|May 30, 2006||AS||Assignment|
Owner name: SILVERBROOK RESEARCH PTY LTD, AUSTRALIA
Free format text: ASSIGNMENT OF ASSIGNORS INTEREST;ASSIGNORS:SILVERBROOK, KIA;WALMSLEY, SIMON ROBERT;REEL/FRAME:017936/0650
Effective date: 20060308
|Mar 6, 2011||FPAY||Fee payment|
Year of fee payment: 4
|May 1, 2015||REMI||Maintenance fee reminder mailed|

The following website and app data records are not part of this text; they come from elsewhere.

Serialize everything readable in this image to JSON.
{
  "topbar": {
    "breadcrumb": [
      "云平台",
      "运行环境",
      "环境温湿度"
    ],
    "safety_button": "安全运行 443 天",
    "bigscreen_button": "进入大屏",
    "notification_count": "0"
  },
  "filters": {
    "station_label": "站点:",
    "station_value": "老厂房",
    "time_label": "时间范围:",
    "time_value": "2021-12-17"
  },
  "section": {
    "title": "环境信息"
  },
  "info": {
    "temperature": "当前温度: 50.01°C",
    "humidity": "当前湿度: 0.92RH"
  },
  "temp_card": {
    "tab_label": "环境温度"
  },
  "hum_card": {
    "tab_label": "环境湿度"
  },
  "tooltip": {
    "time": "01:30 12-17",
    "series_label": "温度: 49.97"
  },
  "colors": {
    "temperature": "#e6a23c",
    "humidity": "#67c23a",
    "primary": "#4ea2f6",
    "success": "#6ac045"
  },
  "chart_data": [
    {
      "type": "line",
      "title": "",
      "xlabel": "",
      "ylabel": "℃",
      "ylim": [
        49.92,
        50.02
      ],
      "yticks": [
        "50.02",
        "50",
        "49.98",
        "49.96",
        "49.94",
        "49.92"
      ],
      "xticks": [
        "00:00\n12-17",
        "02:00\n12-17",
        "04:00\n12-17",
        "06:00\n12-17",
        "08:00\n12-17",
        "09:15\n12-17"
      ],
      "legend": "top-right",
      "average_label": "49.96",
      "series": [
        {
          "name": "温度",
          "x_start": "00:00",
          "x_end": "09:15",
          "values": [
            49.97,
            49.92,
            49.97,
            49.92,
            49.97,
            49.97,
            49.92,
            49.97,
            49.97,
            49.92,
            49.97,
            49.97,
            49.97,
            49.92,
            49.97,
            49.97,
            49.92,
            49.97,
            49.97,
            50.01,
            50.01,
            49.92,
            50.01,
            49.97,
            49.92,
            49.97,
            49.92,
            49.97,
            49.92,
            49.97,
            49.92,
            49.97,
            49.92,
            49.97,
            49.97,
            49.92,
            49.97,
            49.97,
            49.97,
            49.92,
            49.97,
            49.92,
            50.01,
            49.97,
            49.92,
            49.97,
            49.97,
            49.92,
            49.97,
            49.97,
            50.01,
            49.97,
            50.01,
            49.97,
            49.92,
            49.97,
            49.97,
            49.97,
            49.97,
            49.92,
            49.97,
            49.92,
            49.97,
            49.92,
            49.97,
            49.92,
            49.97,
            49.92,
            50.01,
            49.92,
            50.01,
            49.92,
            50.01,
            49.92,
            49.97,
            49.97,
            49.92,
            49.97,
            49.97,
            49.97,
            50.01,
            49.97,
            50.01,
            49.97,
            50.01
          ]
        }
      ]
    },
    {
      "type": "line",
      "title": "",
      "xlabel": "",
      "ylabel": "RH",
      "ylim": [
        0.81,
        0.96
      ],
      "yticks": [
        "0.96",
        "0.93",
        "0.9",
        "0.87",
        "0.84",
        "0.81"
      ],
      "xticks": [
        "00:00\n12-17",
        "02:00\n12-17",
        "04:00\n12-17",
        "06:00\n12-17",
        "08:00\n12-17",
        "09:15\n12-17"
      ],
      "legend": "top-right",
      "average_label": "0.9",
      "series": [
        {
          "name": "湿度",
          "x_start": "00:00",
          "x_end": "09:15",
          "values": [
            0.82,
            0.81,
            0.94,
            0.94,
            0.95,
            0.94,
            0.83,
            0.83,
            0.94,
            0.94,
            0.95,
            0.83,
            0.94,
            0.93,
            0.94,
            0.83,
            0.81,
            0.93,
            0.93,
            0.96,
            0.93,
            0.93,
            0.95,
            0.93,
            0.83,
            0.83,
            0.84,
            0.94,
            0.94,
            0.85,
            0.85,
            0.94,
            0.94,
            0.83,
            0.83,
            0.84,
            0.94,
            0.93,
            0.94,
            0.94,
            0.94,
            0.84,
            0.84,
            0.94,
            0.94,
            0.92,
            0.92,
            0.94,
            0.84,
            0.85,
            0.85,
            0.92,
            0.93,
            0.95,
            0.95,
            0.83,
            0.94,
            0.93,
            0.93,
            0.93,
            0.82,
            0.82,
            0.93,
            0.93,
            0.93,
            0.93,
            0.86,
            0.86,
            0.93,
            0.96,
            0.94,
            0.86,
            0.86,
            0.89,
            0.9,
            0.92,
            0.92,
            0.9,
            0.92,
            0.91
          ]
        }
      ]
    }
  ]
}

|Sep 18, 2015||LAPS||Lapse for failure to pay maintenance fees|
|Nov 10, 2015||FP||Expired due to failure to pay maintenance fee|
Effective date: 20150918